:: Task requirements ::
Exclude any images and output the remaining records exactly.

:: Raw data ::
=== Section Start ===

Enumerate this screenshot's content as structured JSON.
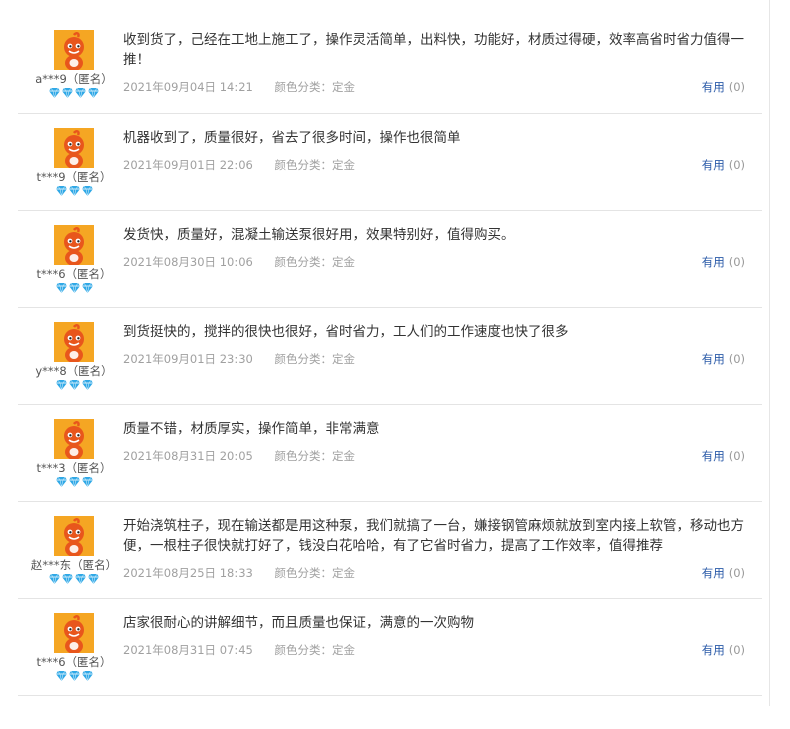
{
  "reviews": [
    {
      "user": "a***9（匿名）",
      "diamonds": 4,
      "text": "收到货了，己经在工地上施工了，操作灵活简单，出料快，功能好，材质过得硬，效率高省时省力值得一推！",
      "date": "2021年09月04日 14:21",
      "spec_label": "颜色分类：",
      "spec_value": "定金",
      "useful_label": "有用",
      "useful_count": "(0)"
    },
    {
      "user": "t***9（匿名）",
      "diamonds": 3,
      "text": "机器收到了，质量很好，省去了很多时间，操作也很简单",
      "date": "2021年09月01日 22:06",
      "spec_label": "颜色分类：",
      "spec_value": "定金",
      "useful_label": "有用",
      "useful_count": "(0)"
    },
    {
      "user": "t***6（匿名）",
      "diamonds": 3,
      "text": "发货快，质量好，混凝土输送泵很好用，效果特别好，值得购买。",
      "date": "2021年08月30日 10:06",
      "spec_label": "颜色分类：",
      "spec_value": "定金",
      "useful_label": "有用",
      "useful_count": "(0)"
    },
    {
      "user": "y***8（匿名）",
      "diamonds": 3,
      "text": "到货挺快的，搅拌的很快也很好，省时省力，工人们的工作速度也快了很多",
      "date": "2021年09月01日 23:30",
      "spec_label": "颜色分类：",
      "spec_value": "定金",
      "useful_label": "有用",
      "useful_count": "(0)"
    },
    {
      "user": "t***3（匿名）",
      "diamonds": 3,
      "text": "质量不错，材质厚实，操作简单，非常满意",
      "date": "2021年08月31日 20:05",
      "spec_label": "颜色分类：",
      "spec_value": "定金",
      "useful_label": "有用",
      "useful_count": "(0)"
    },
    {
      "user": "赵***东（匿名）",
      "diamonds": 4,
      "text": "开始浇筑柱子，现在输送都是用这种泵，我们就搞了一台，嫌接钢管麻烦就放到室内接上软管，移动也方便，一根柱子很快就打好了，钱没白花哈哈，有了它省时省力，提高了工作效率，值得推荐",
      "date": "2021年08月25日 18:33",
      "spec_label": "颜色分类：",
      "spec_value": "定金",
      "useful_label": "有用",
      "useful_count": "(0)"
    },
    {
      "user": "t***6（匿名）",
      "diamonds": 3,
      "text": "店家很耐心的讲解细节，而且质量也保证，满意的一次购物",
      "date": "2021年08月31日 07:45",
      "spec_label": "颜色分类：",
      "spec_value": "定金",
      "useful_label": "有用",
      "useful_count": "(0)"
    }
  ],
  "colors": {
    "avatar_bg": "#f5a623",
    "mascot": "#e8561c",
    "diamond": "#2fa8e6",
    "useful_link": "#2a5aa8"
  },
  "icons": {
    "avatar": "orange-mascot-avatar",
    "level": "blue-diamond-icon"
  }
}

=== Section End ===

:: Final answer ::
Enumerate this screenshot's content as structured JSON.
{
  "reviews": [
    {
      "user": "a***9（匿名）",
      "diamonds": 4,
      "text": "收到货了，己经在工地上施工了，操作灵活简单，出料快，功能好，材质过得硬，效率高省时省力值得一推！",
      "date": "2021年09月04日 14:21",
      "spec_label": "颜色分类：",
      "spec_value": "定金",
      "useful_label": "有用",
      "useful_count": "(0)"
    },
    {
      "user": "t***9（匿名）",
      "diamonds": 3,
      "text": "机器收到了，质量很好，省去了很多时间，操作也很简单",
      "date": "2021年09月01日 22:06",
      "spec_label": "颜色分类：",
      "spec_value": "定金",
      "useful_label": "有用",
      "useful_count": "(0)"
    },
    {
      "user": "t***6（匿名）",
      "diamonds": 3,
      "text": "发货快，质量好，混凝土输送泵很好用，效果特别好，值得购买。",
      "date": "2021年08月30日 10:06",
      "spec_label": "颜色分类：",
      "spec_value": "定金",
      "useful_label": "有用",
      "useful_count": "(0)"
    },
    {
      "user": "y***8（匿名）",
      "diamonds": 3,
      "text": "到货挺快的，搅拌的很快也很好，省时省力，工人们的工作速度也快了很多",
      "date": "2021年09月01日 23:30",
      "spec_label": "颜色分类：",
      "spec_value": "定金",
      "useful_label": "有用",
      "useful_count": "(0)"
    },
    {
      "user": "t***3（匿名）",
      "diamonds": 3,
      "text": "质量不错，材质厚实，操作简单，非常满意",
      "date": "2021年08月31日 20:05",
      "spec_label": "颜色分类：",
      "spec_value": "定金",
      "useful_label": "有用",
      "useful_count": "(0)"
    },
    {
      "user": "赵***东（匿名）",
      "diamonds": 4,
      "text": "开始浇筑柱子，现在输送都是用这种泵，我们就搞了一台，嫌接钢管麻烦就放到室内接上软管，移动也方便，一根柱子很快就打好了，钱没白花哈哈，有了它省时省力，提高了工作效率，值得推荐",
      "date": "2021年08月25日 18:33",
      "spec_label": "颜色分类：",
      "spec_value": "定金",
      "useful_label": "有用",
      "useful_count": "(0)"
    },
    {
      "user": "t***6（匿名）",
      "diamonds": 3,
      "text": "店家很耐心的讲解细节，而且质量也保证，满意的一次购物",
      "date": "2021年08月31日 07:45",
      "spec_label": "颜色分类：",
      "spec_value": "定金",
      "useful_label": "有用",
      "useful_count": "(0)"
    }
  ],
  "colors": {
    "avatar_bg": "#f5a623",
    "mascot": "#e8561c",
    "diamond": "#2fa8e6",
    "useful_link": "#2a5aa8"
  },
  "icons": {
    "avatar": "orange-mascot-avatar",
    "level": "blue-diamond-icon"
  }
}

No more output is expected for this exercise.